Now that we have constructed a curve to create a customized inkjet negative it is time to put it to the test. In all likelihood, your printing process will vary from print to print from all the variables that will affect gum printing. Relying solely upon a single test for our ideal curve will probably not work well for all prints. By completing more tests we can accumulate more data as to how our negatives will print and refine our curve into an ideal and useful one for gum bichromate printing.

Refinement Stage 1

Load the image saved earlier that we had used for our initial test. The image values should still be positive and not negative.

Apply the curve we previously made in Photoshop by going to Image>Adjustments>Curves... selecting the curve from the preset drop down box at the top. Mine was saved as '2-4-8 NEG1 Smooth'.

In Gimp, similarly go to Colors>curves.. and select the appropriate preset.

The image and scale will become inverted according to our very specific scale. Note that the negative is much darker than the first negative we made.

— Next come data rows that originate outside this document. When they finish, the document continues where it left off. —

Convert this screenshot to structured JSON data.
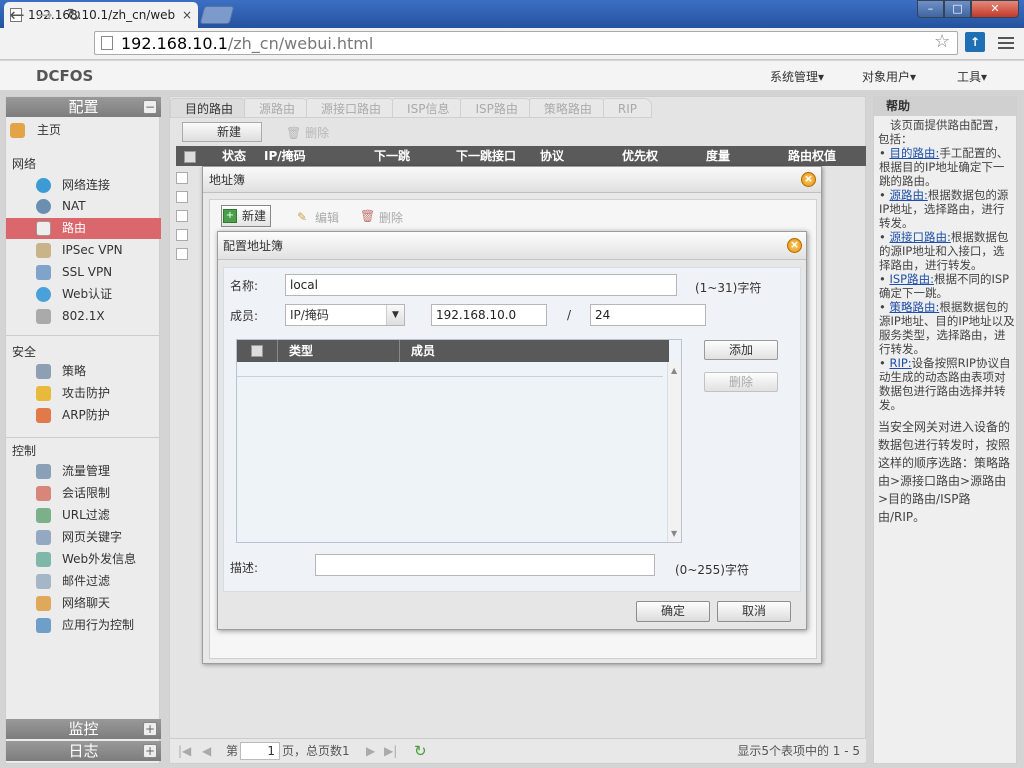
{
  "browser": {
    "tab_title": "192.168.10.1/zh_cn/web",
    "tab_close": "×",
    "url_host": "192.168.10.1",
    "url_path": "/zh_cn/webui.html",
    "window_buttons": [
      "–",
      "□",
      "✕"
    ]
  },
  "app": {
    "logo": "DCFOS",
    "top_menu": [
      "系统管理",
      "对象用户",
      "工具"
    ]
  },
  "sidebar": {
    "header": "配置",
    "home": "主页",
    "sections": [
      {
        "title": "网络",
        "items": [
          "网络连接",
          "NAT",
          "路由",
          "IPSec VPN",
          "SSL VPN",
          "Web认证",
          "802.1X"
        ]
      },
      {
        "title": "安全",
        "items": [
          "策略",
          "攻击防护",
          "ARP防护"
        ]
      },
      {
        "title": "控制",
        "items": [
          "流量管理",
          "会话限制",
          "URL过滤",
          "网页关键字",
          "Web外发信息",
          "邮件过滤",
          "网络聊天",
          "应用行为控制"
        ]
      }
    ],
    "active_item": "路由",
    "footer": [
      "监控",
      "日志"
    ]
  },
  "main": {
    "tabs": [
      "目的路由",
      "源路由",
      "源接口路由",
      "ISP信息",
      "ISP路由",
      "策略路由",
      "RIP"
    ],
    "toolbar": {
      "new": "新建",
      "delete": "删除"
    },
    "table_headers": [
      "状态",
      "IP/掩码",
      "下一跳",
      "下一跳接口",
      "协议",
      "优先权",
      "度量",
      "路由权值"
    ],
    "pager": {
      "page_prefix": "第",
      "page_value": "1",
      "page_suffix": "页，总页数1",
      "summary": "显示5个表项中的 1 - 5"
    }
  },
  "help": {
    "title": "帮助",
    "intro": "该页面提供路由配置，包括：",
    "items": [
      {
        "link": "目的路由:",
        "text": "手工配置的、根据目的IP地址确定下一跳的路由。"
      },
      {
        "link": "源路由:",
        "text": "根据数据包的源IP地址，选择路由，进行转发。"
      },
      {
        "link": "源接口路由:",
        "text": "根据数据包的源IP地址和入接口，选择路由，进行转发。"
      },
      {
        "link": "ISP路由:",
        "text": "根据不同的ISP确定下一跳。"
      },
      {
        "link": "策略路由:",
        "text": "根据数据包的源IP地址、目的IP地址以及服务类型，选择路由，进行转发。"
      },
      {
        "link": "RIP:",
        "text": "设备按照RIP协议自动生成的动态路由表项对数据包进行路由选择并转发。"
      }
    ],
    "tail": "当安全网关对进入设备的数据包进行转发时，按照这样的顺序选路：策略路由>源接口路由>源路由>目的路由/ISP路由/RIP。"
  },
  "dialog_addrbook": {
    "title": "地址簿",
    "toolbar": {
      "new": "新建",
      "edit": "编辑",
      "delete": "删除"
    }
  },
  "dialog_config": {
    "title": "配置地址簿",
    "name_label": "名称:",
    "name_value": "local",
    "name_hint": "(1~31)字符",
    "member_label": "成员:",
    "member_type": "IP/掩码",
    "member_ip": "192.168.10.0",
    "slash": "/",
    "member_mask": "24",
    "table_headers": [
      "类型",
      "成员"
    ],
    "add_button": "添加",
    "delete_button": "删除",
    "desc_label": "描述:",
    "desc_value": "",
    "desc_hint": "(0~255)字符",
    "ok_button": "确定",
    "cancel_button": "取消"
  },
  "colors": {
    "active_nav": "#d9676b",
    "link": "#1e4fa8",
    "table_header": "#595959"
  }
}
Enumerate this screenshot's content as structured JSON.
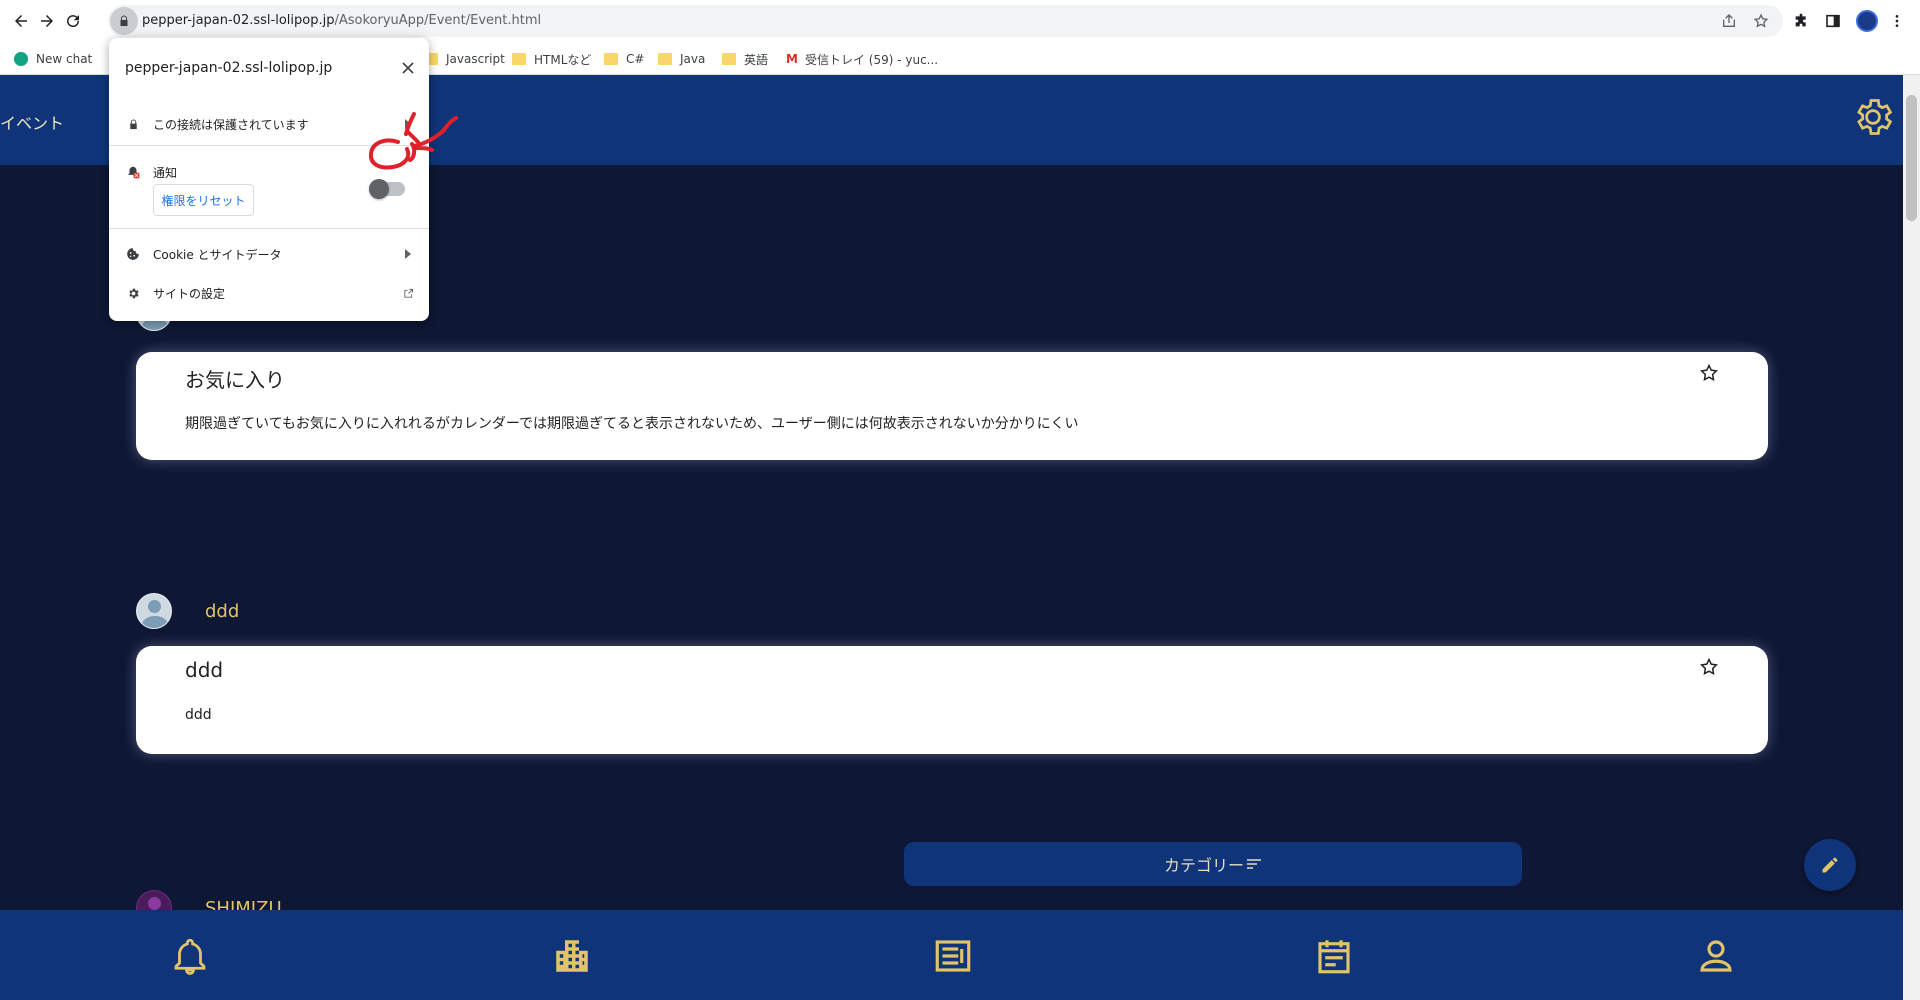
{
  "browser": {
    "url_host": "pepper-japan-02.ssl-lolipop.jp",
    "url_path": "/AsokoryuApp/Event/Event.html",
    "bookmarks": [
      {
        "label": "New chat",
        "kind": "chatgpt"
      },
      {
        "label": "Javascript",
        "kind": "folder"
      },
      {
        "label": "HTMLなど",
        "kind": "folder"
      },
      {
        "label": "C#",
        "kind": "folder"
      },
      {
        "label": "Java",
        "kind": "folder"
      },
      {
        "label": "英語",
        "kind": "folder"
      },
      {
        "label": "受信トレイ (59) - yuc...",
        "kind": "gmail"
      }
    ]
  },
  "popup": {
    "host": "pepper-japan-02.ssl-lolipop.jp",
    "connection_label": "この接続は保護されています",
    "notification_label": "通知",
    "notification_enabled": false,
    "reset_button": "権限をリセット",
    "cookie_label": "Cookie とサイトデータ",
    "site_settings_label": "サイトの設定"
  },
  "app": {
    "title": "イベント",
    "category_button": "カテゴリー",
    "colors": {
      "header": "#0f3479",
      "background": "#0e1733",
      "accent": "#e1c46a",
      "annotation": "#e0202b"
    }
  },
  "posts": [
    {
      "user": "",
      "title": "お気に入り",
      "body": "期限過ぎていてもお気に入りに入れれるがカレンダーでは期限過ぎてると表示されないため、ユーザー側には何故表示されないか分かりにくい"
    },
    {
      "user": "ddd",
      "title": "ddd",
      "body": "ddd"
    },
    {
      "user": "SHIMIZU",
      "title": "",
      "body": ""
    }
  ],
  "bottom_nav": [
    "bell-icon",
    "building-icon",
    "article-icon",
    "calendar-icon",
    "person-icon"
  ]
}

Before we print this however, it is important to gather the rgb values each of our zones has become. Use the eyedropper tool and the info pallet to measure each zone and half-zone's rbg value after the '2-4-8 Neg1 Curve' has been applied. Place these numbers into a second chart in excel in place of the inverted values in the first chart, as shown here in blue.

After the values are recorded, print the negative. It is a good idea to use a pen or sharpie marker to label the side of the transparency with the same name as the curve that was applied, in this case, again '2-4-8 Neg1 Smooth'.

In the exact manner outlined in the last section, print a layer at your shortest time, mine was 2 minutes.

When the first layer is dry hours or a day later, print a second layer of your middle time. My time, again, was 4 minutes.

And yet again another many hours or days later print the 3rd layer at the longest time with half as much pigment (my 3rd time was 8 minutes of exposure). If you chose to use 4 layers or more continue to over print the layers.

In my first refinement print you can see it turned out my curve may have been too dark, or my print did not expose as much. In other words my curve isn't quite right yet and all of my highlights appear to be blown out into white starting around zone 6!

Data and Curve 2

As outlined in the previous tutorial, scan your print with all the settings disabled just as before. Again use the selection tool and the histogram palette to measure the rgb values of each zone from the two scales. Average the values and use the formula to compute the relative scale. My values are shown above.

Sometimes, fishy things seem to happen. In mine the brightest rgb value was 193 and the darkest was 70 (outlined in red). Use these values in the formula for the relative scale. My zones 9 and 10 seem to get darker and darker. This is probably due to a slight staining of my highlights.

Again, open any image in Photoshop or Gimp, open the curves dialogue box, and enter the new data from our 2nd print.

(note that I could not enter the data from higher than zone 8, where input is 255 and output is 12, as the measured values begin to decrease.)

To ensure that the pure whites print as dark as possible on the transparency, use the draw curve option (the pencil circled in red) and draw one little pixel where the input is 255 and the output is 0. It is tricky, but when you get it, you will see a single pixel in the bottom right corner.

Hit the smooth button only once, and save the curve with a name like '2-4-8 Neg2 smooth'.

As we had seen in this test, my highlights had printed too bright, white in fact. This meant my highlights were printing too dark in the 1st curve. In this second curve we can see in the circled area of the curve the highlights have been brightened a bit in the negative. I call this little bump in the curve the 'safety catch' of the curve. If you do not get a bump in your curve I would advise printing with shorter exposure times and starting these tests over, although this is not absolutely essential.

Having the 'safety catch' on the curve will allow us to print longer than our highest exposure time if we ever wish to and not worry about over exposing our brightest highlights. The highlights are safe, in other words.